The basic philosophy of Habitat for Humanity is simple: neighbors working alongside neighbors to create safe, stable homes and strong communities. But the story of each house has unique characters—homebuyers, volunteers, sponsors, donors, site supervisors, neighbors—who fill the home with energy and love.
This summer, we're following one property from start to finish. We'll hear the stories of the many people who touch the project from the early stages of finding land through the hopeful home dedication ceremony. The blog series is called “Yes, in my backyard.” You can find out why in the first blog about the amazingly generous neighbors who donated land to Habitat. Catch up on the second post about the many hands of hardworking volunteers who’ve been building the house from the ground up.
A home designed for accessibility
Today’s story is about the house itself—the “bricks and sticks” that will soon become a home for a local family. Every home Habitat builds meets local building standards and is constructed with quality, durability, and efficiency in mind.
On top of that, the property we’re following in this series was designed to meet the homebuyer’s specific accessibility needs. The family, who we’ll meet in a later blog, has a parent who uses a wheelchair for mobility.
When they began Habitat’s Homeownership Program, the homebuyer family indicated a need for accessibility modifications in their house. In these cases, homebuyers commit to purchasing a specific property before construction begins, so Habitat’s architects can draw up a custom home design.
That’s where John Hall comes in. John is the Design and Building Technology Manager at Twin Cities Habitat and our go-to person for accessible home design. John shared with me how he approaches these unique projects.
"Modifications are always tailored to the individual with the health or disability needs," John explained. That means it's important to meet with the homebuyers before starting construction to have a complete understanding of their needs. When he and the homebuyers meet, John also invites an Occupational Therapist to offer advice and suggestions. Together, they "identify specific design elements to be added to the house to adequately provide independence, safety, and health needs."
The most common design modifications are zero-step entries, wider hallways and doors, automatic door opener for exterior doors, universal design cabinets, and roll-in showers. This property includes all of these accessibility elements. Sometimes (but not in this case) we also install a body lift system in accessible homes.
Volunteers working on the ramp to the front door of the home.
Habitat typically builds one or two homes per year with specific accessibility modifications. But our thoughtful design doesn't stop there. All of our newly constructed homes also incorporate some elements of Universal Design, including laminate flooring, motion sensor light fixtures at entryways, and single-lever faucets in kitchen and bathrooms. These elements help make homes more accessible and convenient for all people, regardless of ability.

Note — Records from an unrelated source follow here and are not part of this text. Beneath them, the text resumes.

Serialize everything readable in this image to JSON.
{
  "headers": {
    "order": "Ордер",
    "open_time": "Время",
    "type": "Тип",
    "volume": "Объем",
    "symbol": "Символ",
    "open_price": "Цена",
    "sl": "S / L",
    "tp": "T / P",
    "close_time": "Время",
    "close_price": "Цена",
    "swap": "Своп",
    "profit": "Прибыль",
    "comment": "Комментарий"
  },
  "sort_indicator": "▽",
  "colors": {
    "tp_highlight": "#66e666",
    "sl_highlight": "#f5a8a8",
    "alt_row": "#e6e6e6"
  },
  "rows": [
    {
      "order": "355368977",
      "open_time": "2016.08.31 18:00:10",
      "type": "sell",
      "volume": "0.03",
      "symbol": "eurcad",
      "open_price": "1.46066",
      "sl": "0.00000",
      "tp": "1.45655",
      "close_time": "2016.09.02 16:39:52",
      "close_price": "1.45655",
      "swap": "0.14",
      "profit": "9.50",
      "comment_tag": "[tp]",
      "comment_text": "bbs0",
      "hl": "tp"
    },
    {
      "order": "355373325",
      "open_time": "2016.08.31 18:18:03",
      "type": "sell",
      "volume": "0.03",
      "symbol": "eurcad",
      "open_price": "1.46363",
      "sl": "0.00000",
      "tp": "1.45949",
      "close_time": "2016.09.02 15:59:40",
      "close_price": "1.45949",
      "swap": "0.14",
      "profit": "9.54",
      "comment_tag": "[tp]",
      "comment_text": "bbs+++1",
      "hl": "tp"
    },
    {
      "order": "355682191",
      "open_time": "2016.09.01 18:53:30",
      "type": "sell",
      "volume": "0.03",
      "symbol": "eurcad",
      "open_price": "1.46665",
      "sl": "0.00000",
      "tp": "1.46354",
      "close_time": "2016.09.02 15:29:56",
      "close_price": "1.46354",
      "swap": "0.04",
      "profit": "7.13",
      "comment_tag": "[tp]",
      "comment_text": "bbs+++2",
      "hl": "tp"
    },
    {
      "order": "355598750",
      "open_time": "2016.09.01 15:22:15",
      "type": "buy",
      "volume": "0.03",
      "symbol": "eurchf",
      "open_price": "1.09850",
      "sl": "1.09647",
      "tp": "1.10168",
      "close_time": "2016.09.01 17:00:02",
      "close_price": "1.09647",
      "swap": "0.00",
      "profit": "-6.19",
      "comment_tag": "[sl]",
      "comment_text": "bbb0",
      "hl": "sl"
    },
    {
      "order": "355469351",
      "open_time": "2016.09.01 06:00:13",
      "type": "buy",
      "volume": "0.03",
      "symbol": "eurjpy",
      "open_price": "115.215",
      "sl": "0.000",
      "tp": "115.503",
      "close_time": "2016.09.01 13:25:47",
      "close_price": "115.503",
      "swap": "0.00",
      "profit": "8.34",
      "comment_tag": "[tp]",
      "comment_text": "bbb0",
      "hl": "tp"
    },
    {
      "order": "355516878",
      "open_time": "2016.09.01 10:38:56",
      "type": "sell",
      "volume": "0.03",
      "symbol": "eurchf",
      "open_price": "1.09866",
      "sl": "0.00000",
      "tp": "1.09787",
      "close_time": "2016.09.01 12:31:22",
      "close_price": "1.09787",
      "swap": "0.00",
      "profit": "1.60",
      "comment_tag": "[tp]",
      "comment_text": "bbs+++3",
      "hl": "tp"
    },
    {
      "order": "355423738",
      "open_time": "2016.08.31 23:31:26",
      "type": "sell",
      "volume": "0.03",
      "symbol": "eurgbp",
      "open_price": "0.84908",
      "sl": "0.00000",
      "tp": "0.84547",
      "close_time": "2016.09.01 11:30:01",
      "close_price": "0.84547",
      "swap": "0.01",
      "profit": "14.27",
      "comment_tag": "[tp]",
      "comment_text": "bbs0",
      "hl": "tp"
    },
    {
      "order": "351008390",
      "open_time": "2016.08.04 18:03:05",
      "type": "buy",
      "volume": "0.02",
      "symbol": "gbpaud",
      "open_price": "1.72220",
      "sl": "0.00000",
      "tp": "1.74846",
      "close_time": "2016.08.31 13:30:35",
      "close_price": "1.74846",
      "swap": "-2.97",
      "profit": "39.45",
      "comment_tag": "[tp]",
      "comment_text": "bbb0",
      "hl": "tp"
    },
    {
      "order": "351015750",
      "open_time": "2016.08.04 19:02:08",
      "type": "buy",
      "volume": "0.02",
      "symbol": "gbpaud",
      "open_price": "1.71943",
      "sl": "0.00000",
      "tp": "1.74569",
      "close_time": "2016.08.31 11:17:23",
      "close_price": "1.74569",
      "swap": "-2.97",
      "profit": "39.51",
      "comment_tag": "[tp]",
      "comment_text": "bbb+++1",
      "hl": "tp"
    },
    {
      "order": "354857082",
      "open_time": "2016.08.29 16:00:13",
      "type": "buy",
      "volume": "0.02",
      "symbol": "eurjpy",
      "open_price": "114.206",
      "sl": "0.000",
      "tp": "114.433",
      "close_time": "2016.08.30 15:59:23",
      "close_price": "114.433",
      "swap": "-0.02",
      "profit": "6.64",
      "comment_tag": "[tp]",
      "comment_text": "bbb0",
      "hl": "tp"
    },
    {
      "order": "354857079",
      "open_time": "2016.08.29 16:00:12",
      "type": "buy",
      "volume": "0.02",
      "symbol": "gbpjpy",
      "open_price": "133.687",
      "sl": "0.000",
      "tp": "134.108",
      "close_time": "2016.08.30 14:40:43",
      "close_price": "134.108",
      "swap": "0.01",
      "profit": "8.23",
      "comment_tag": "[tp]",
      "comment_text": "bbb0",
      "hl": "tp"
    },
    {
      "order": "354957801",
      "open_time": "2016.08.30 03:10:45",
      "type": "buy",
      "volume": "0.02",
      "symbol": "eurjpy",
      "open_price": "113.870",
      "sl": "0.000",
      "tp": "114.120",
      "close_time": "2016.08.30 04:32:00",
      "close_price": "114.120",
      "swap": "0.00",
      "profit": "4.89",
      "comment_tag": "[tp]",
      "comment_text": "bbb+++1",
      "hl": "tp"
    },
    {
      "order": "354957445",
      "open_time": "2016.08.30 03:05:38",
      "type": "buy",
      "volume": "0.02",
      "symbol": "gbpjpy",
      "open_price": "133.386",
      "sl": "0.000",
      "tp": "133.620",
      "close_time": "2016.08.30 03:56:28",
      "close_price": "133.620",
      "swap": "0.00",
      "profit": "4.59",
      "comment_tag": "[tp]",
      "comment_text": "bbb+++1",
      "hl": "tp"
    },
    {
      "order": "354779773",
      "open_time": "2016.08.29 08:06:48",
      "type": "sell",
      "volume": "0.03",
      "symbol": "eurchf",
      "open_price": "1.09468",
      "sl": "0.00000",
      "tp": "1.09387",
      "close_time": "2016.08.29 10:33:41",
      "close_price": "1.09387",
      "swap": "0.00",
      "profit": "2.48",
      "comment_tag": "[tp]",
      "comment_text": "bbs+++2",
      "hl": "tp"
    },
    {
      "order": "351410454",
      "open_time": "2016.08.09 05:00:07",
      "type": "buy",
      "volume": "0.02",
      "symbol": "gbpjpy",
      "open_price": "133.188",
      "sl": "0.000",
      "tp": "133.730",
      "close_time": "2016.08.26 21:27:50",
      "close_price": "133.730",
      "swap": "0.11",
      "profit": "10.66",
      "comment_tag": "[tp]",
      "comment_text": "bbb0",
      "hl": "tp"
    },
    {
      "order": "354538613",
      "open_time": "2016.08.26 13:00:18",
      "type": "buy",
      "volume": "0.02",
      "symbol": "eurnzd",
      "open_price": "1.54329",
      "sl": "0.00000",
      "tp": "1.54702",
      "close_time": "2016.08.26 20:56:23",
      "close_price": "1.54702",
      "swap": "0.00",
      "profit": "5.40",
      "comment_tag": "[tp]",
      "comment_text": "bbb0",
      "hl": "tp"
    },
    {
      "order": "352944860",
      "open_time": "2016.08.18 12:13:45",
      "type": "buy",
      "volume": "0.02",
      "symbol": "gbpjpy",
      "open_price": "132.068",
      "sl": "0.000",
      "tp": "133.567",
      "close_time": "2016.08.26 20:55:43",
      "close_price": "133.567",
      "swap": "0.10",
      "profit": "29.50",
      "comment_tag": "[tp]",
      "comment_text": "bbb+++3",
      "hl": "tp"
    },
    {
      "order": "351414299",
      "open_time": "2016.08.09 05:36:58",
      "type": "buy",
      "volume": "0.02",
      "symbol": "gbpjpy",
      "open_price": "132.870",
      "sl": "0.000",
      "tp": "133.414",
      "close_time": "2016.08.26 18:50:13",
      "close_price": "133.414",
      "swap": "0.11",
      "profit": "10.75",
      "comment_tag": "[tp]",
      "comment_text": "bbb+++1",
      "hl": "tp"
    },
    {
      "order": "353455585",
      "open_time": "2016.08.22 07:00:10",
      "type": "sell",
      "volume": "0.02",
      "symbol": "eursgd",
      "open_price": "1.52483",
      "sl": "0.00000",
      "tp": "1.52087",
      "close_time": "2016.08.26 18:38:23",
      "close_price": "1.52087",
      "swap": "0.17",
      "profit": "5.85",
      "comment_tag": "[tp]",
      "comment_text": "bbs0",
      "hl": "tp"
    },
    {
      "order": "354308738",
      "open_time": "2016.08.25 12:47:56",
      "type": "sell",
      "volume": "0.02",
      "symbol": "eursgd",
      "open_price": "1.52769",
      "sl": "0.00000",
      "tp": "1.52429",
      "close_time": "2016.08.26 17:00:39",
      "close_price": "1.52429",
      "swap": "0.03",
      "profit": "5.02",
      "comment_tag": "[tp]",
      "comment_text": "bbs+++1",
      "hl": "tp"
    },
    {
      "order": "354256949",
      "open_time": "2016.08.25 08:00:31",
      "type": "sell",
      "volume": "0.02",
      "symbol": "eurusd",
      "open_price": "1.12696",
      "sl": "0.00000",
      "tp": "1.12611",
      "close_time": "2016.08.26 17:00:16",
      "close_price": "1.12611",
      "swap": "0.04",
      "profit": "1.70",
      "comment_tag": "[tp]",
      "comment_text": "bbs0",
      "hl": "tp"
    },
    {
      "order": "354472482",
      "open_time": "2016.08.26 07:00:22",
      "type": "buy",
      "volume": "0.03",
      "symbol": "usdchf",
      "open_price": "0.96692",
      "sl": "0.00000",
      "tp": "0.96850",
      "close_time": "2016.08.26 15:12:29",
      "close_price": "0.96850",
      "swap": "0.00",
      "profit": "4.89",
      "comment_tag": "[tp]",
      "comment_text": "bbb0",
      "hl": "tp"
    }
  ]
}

Quality, efficient Habitat homes
Beyond accessibility, Habitat homes are built with energy- and cost-efficiency in mind. In fact, we’re proud to be the #1 builder of ENERGY STAR homes anywhere in Minnesota. All our newly built homes are constructed to comply with LEED Silver standards, so they're more environmentally friendly than a typical new home. They waste less water, have improved insulation to reduce heating and cooling efforts, and use energy-efficient appliances.
This isn’t just good for the planet; it’s also great for the homebuyers. The energy-efficiency of Habitat homes means homebuyer families pay less each month for their utility bills. It’s one of the ways we keep long-term homeownership affordable for the households who partner with us.
The quality of Habitat homes is often misunderstood. Some hear "affordable housing" and think our homes must use lower quality materials or building techniques. That's not the case at all. We can sell durable, sustainable homes to homebuyers with an affordable mortgage, because of generous donors, volunteers, sponsors, and public funders.
If you're surprised by this, consider brushing up on the facts about affordable housing. There are common misconceptions about what "affordable housing" means, causing some to view it in a negative light. This is why some people say "not in my backyard" to affordable housing developments that are desperately needed.
But energy-efficient homes aren't just good for the homeowner – they're good for the planet. And Universal Design isn't just good for people with disabilities – it's good for all of us. The same goes for affordable housing. When every family on your block can afford a stable place to call home, you and all your neighbors benefit.
That should make everyone say "Yes, in my backyard!"
Don’t miss a post
Stay tuned over the coming months to read about the many others who touch this project along the way. Don't miss a story—subscribe to our blog below to be alerted when we publish new post. And, if you want to be one of the unique characters breathing life into a Habitat home, get involved as a homebuyer, volunteer, donor, or sponsor.